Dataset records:
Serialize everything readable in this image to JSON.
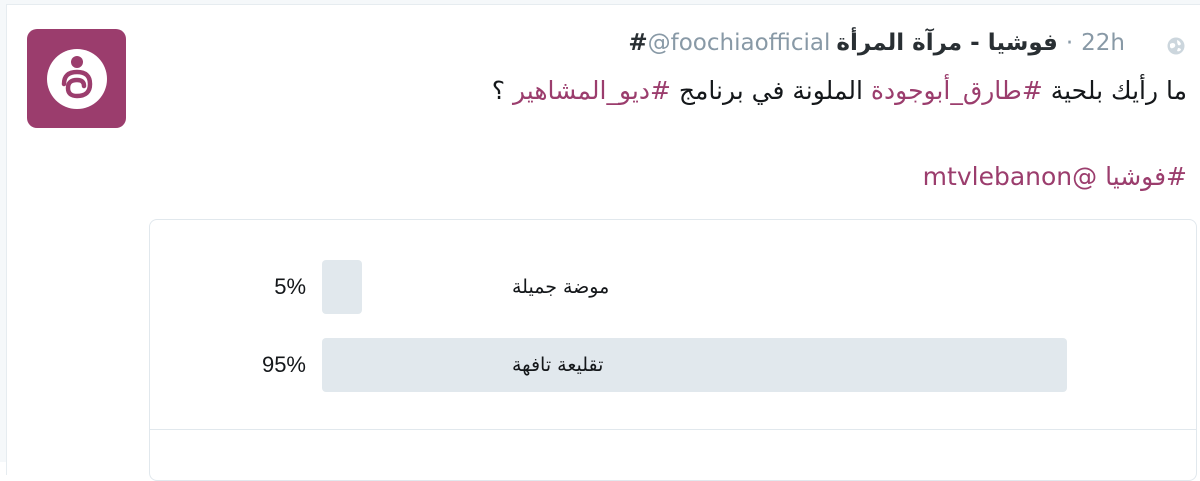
{
  "tweet": {
    "time": "22h",
    "separator": "·",
    "fullname": "فوشيا - مرآة المرأة",
    "handle": "@foochiaofficial",
    "hash_prefix": "#",
    "text_line1": {
      "part1": "ما رأيك بلحية ",
      "hashtag1": "#طارق_أبوجودة",
      "part2": " الملونة في برنامج ",
      "hashtag2": "#ديو_المشاهير",
      "part3": " ؟"
    },
    "text_line2": {
      "hashtag": "#فوشيا",
      "space": " ",
      "mention": "@mtvlebanon"
    }
  },
  "poll": {
    "choices": [
      {
        "label": "موضة جميلة",
        "percent_text": "5%",
        "percent": 5
      },
      {
        "label": "تقليعة تافهة",
        "percent_text": "95%",
        "percent": 95
      }
    ]
  },
  "colors": {
    "brand": "#9b3d6d",
    "bar": "#e1e8ed",
    "muted": "#8899a6",
    "text": "#14171a"
  },
  "icons": {
    "avatar": "foochia-logo",
    "globe": "globe-icon"
  }
}
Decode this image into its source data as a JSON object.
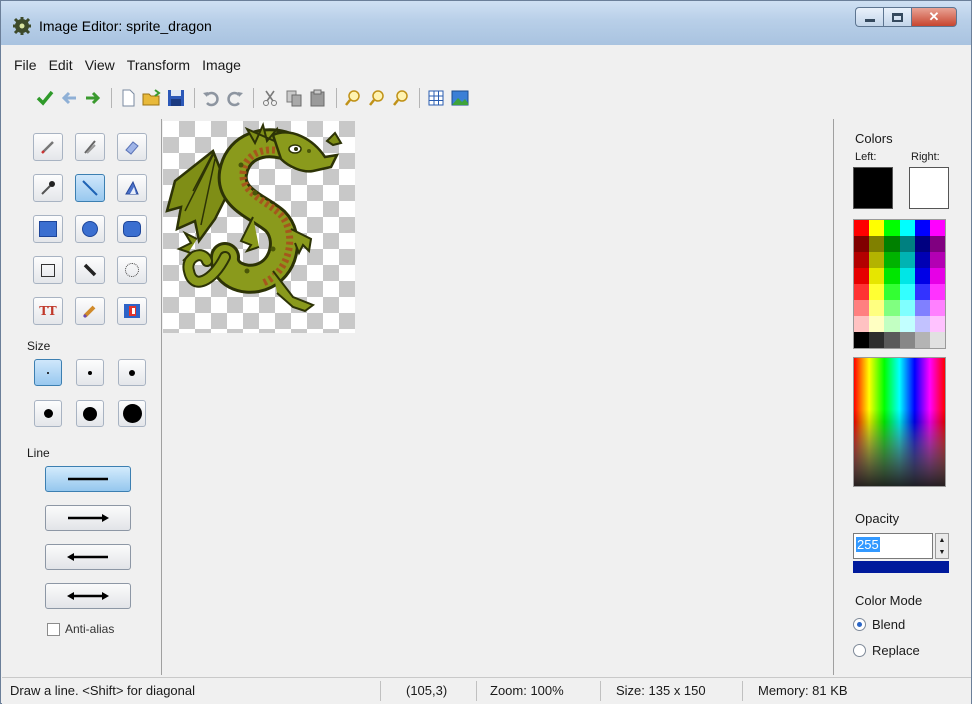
{
  "window": {
    "title": "Image Editor: sprite_dragon",
    "close_label": "✕"
  },
  "menu": [
    "File",
    "Edit",
    "View",
    "Transform",
    "Image"
  ],
  "toolbar": {
    "icons": [
      "ok-icon",
      "back-icon",
      "forward-icon",
      "new-icon",
      "open-icon",
      "save-icon",
      "undo-icon",
      "redo-icon",
      "cut-icon",
      "copy-icon",
      "paste-icon",
      "zoom-in-icon",
      "zoom-out-icon",
      "zoom-fit-icon",
      "grid-icon",
      "image-icon"
    ]
  },
  "tools": {
    "size_label": "Size",
    "line_label": "Line",
    "anti_alias_label": "Anti-alias",
    "anti_alias_checked": false,
    "text_tool_glyph": "TT"
  },
  "colors": {
    "section_label": "Colors",
    "left_label": "Left:",
    "right_label": "Right:",
    "left_color": "#000000",
    "right_color": "#ffffff"
  },
  "opacity": {
    "label": "Opacity",
    "value": "255"
  },
  "color_mode": {
    "label": "Color Mode",
    "options": [
      "Blend",
      "Replace"
    ],
    "selected": "Blend"
  },
  "status": {
    "hint": "Draw a line. <Shift> for diagonal",
    "coords": "(105,3)",
    "zoom": "Zoom: 100%",
    "size": "Size: 135 x 150",
    "memory": "Memory: 81 KB"
  }
}
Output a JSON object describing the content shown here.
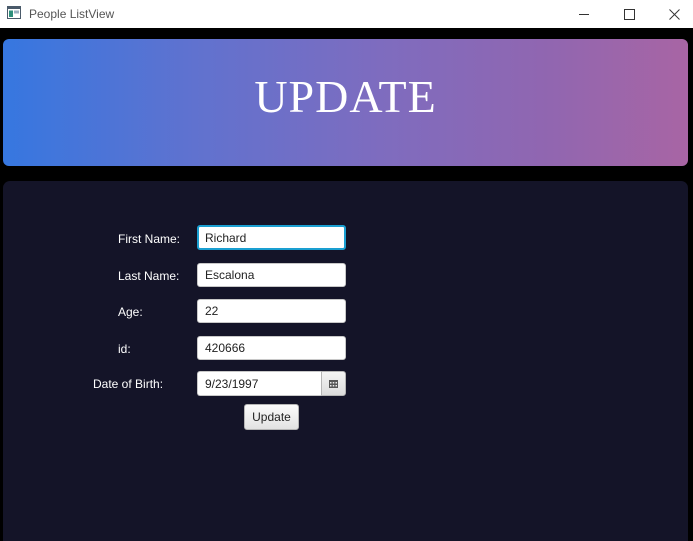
{
  "window": {
    "title": "People ListView",
    "app_icon": "app-window-icon",
    "controls": {
      "minimize_icon": "minimize-icon",
      "maximize_icon": "maximize-icon",
      "close_icon": "close-icon"
    }
  },
  "header": {
    "title": "UPDATE",
    "gradient_start": "#3677e0",
    "gradient_end": "#a865a4"
  },
  "form": {
    "background": "#141428",
    "fields": {
      "first_name": {
        "label": "First Name:",
        "value": "Richard"
      },
      "last_name": {
        "label": "Last Name:",
        "value": "Escalona"
      },
      "age": {
        "label": "Age:",
        "value": "22"
      },
      "id": {
        "label": "id:",
        "value": "420666"
      },
      "dob": {
        "label": "Date of Birth:",
        "value": "9/23/1997",
        "picker_icon": "calendar-icon"
      }
    },
    "submit_label": "Update",
    "focus_color": "#1a9fd1"
  }
}
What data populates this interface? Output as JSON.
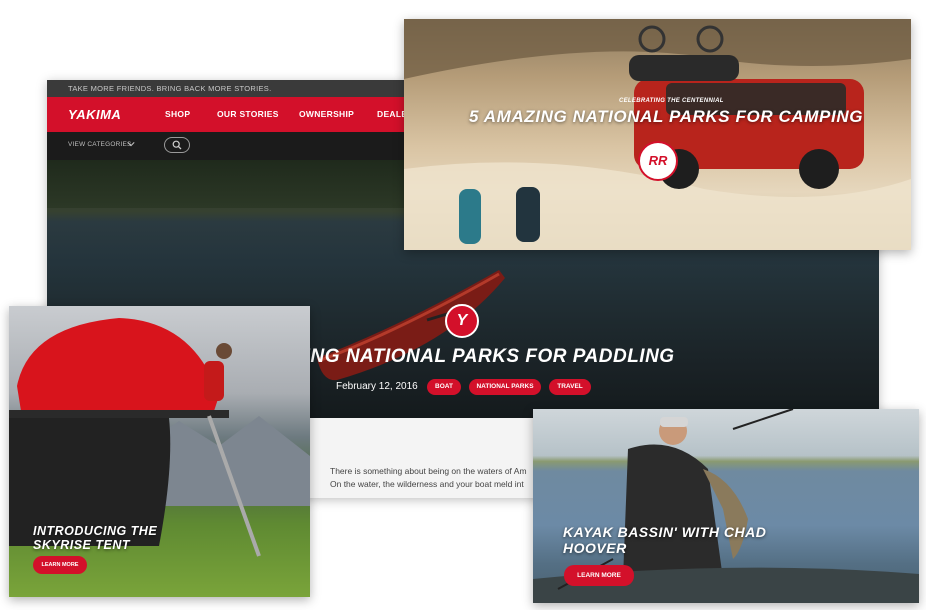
{
  "site": {
    "announcement": "TAKE MORE FRIENDS. BRING BACK MORE STORIES.",
    "logo": "YAKIMA",
    "nav": [
      "SHOP",
      "OUR STORIES",
      "OWNERSHIP",
      "DEALE"
    ],
    "view_categories": "VIEW CATEGORIES",
    "icons": {
      "chevron": "chevron-down-icon",
      "search": "search-icon"
    },
    "brand_red": "#d3102a"
  },
  "hero": {
    "badge": "Y",
    "title": "TANDING NATIONAL PARKS FOR PADDLING",
    "date": "February 12, 2016",
    "tags": [
      "BOAT",
      "NATIONAL PARKS",
      "TRAVEL"
    ]
  },
  "article": {
    "line1": "There is something about being on the waters of Am",
    "line2": "On the water, the wilderness and your boat meld int"
  },
  "cards": {
    "camping": {
      "eyebrow": "CELEBRATING THE CENTENNIAL",
      "title": "5 AMAZING NATIONAL PARKS FOR CAMPING",
      "logo": "RR"
    },
    "skyrise": {
      "title_line1": "INTRODUCING THE",
      "title_line2": "SKYRISE TENT",
      "button": "LEARN MORE"
    },
    "kayak": {
      "title_line1": "KAYAK BASSIN' WITH CHAD",
      "title_line2": "HOOVER",
      "button": "LEARN MORE"
    }
  }
}
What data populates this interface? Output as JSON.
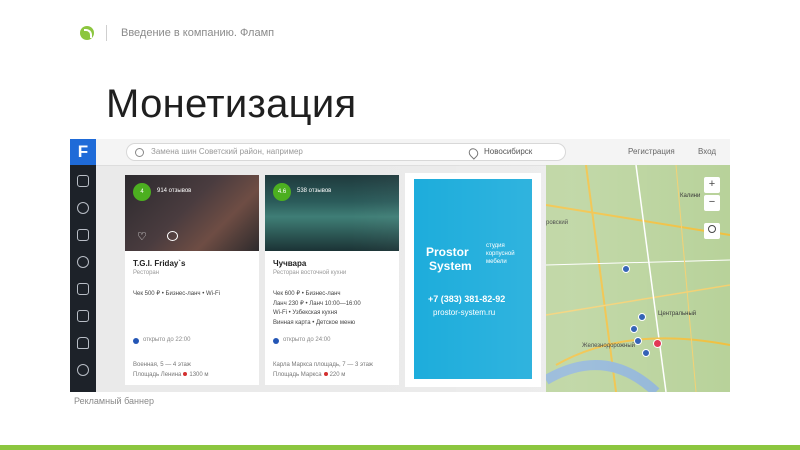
{
  "header": {
    "text": "Введение в компанию. Фламп"
  },
  "title": "Монетизация",
  "app": {
    "logo": "F",
    "nav_icons": [
      "cutlery-icon",
      "clothes-icon",
      "cup-icon",
      "pie-chart-icon",
      "clipboard-icon",
      "tv-icon",
      "car-icon",
      "target-icon"
    ],
    "search": {
      "placeholder": "Замена шин Советский район, например"
    },
    "city": "Новосибирск",
    "top_links": {
      "register": "Регистрация",
      "login": "Вход"
    },
    "cards": [
      {
        "rating": "4",
        "reviews": "914 отзывов",
        "name": "T.G.I. Friday`s",
        "category": "Ресторан",
        "lines": [
          "Чек 500 ₽ • Бизнес-ланч • Wi-Fi"
        ],
        "status": "открыто до 22:00",
        "address": [
          "Военная, 5 — 4 этаж",
          "Площадь Ленина",
          "1300 м"
        ]
      },
      {
        "rating": "4.6",
        "reviews": "538 отзывов",
        "name": "Чучвара",
        "category": "Ресторан восточной кухни",
        "lines": [
          "Чек 600 ₽ • Бизнес-ланч",
          "Ланч 230 ₽ • Ланч 10:00—16:00",
          "Wi-Fi • Узбекская кухня",
          "Винная карта • Детское меню"
        ],
        "status": "открыто до 24:00",
        "address": [
          "Карла Маркса площадь, 7 — 3 этаж",
          "Площадь Маркса",
          "220 м"
        ]
      }
    ],
    "ad": {
      "brand_line1": "Prostor",
      "brand_line2": "System",
      "tagline": [
        "студия",
        "корпусной",
        "мебели"
      ],
      "phone": "+7 (383) 381-82-92",
      "site": "prostor-system.ru"
    },
    "map": {
      "zoom_in": "+",
      "zoom_out": "−",
      "labels": {
        "district": "ровский",
        "central": "Центральный",
        "railway": "Железнодорожный",
        "kalinin": "Калини"
      }
    }
  },
  "caption": "Рекламный баннер",
  "colors": {
    "accent_green": "#8cc63f",
    "ad_blue": "#13a9da",
    "nav_dark": "#1d2229",
    "brand_blue": "#1f6bd8"
  }
}
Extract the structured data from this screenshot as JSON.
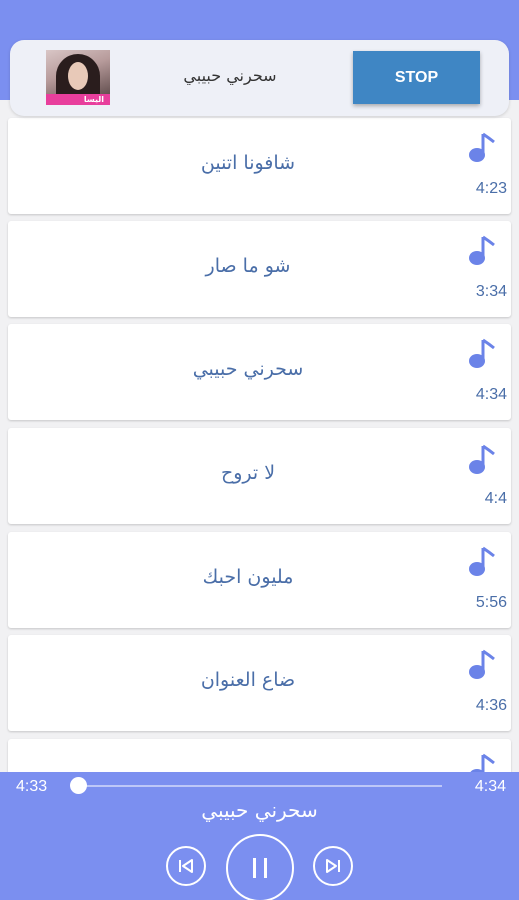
{
  "header": {
    "title": "سحرني حبيبي",
    "stop_label": "STOP",
    "album_band_text": "اليسا"
  },
  "songs": [
    {
      "title": "شافونا اتنين",
      "duration": "4:23"
    },
    {
      "title": "شو ما صار",
      "duration": "3:34"
    },
    {
      "title": "سحرني حبيبي",
      "duration": "4:34"
    },
    {
      "title": "لا تروح",
      "duration": "4:4"
    },
    {
      "title": "مليون احبك",
      "duration": "5:56"
    },
    {
      "title": "ضاع العنوان",
      "duration": "4:36"
    },
    {
      "title": "",
      "duration": ""
    }
  ],
  "player": {
    "current_time": "4:33",
    "total_time": "4:34",
    "title": "سحرني حبيبي",
    "progress": 0.0
  },
  "icons": {
    "song": "music-note-icon",
    "prev": "skip-previous-icon",
    "play": "pause-icon",
    "next": "skip-next-icon"
  },
  "colors": {
    "primary": "#7b8ff0",
    "accent": "#3f86c4",
    "text": "#4a6ea8",
    "note": "#6b83e8"
  }
}
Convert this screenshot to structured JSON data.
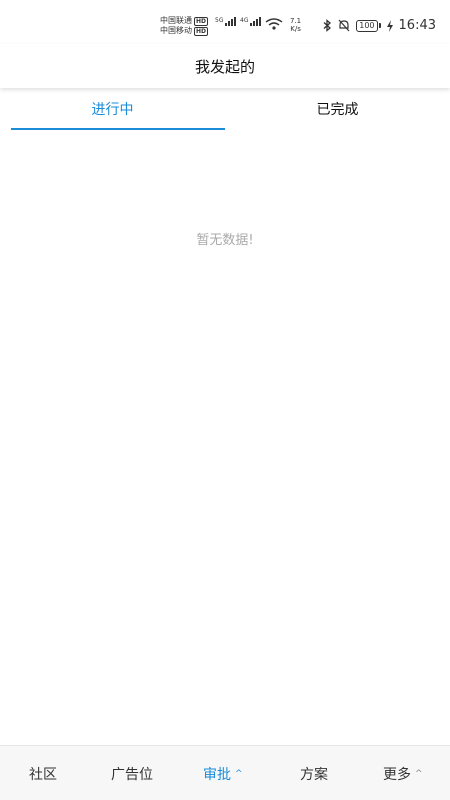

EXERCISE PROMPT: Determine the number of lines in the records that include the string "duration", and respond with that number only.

WRITTEN SOLUTION: 7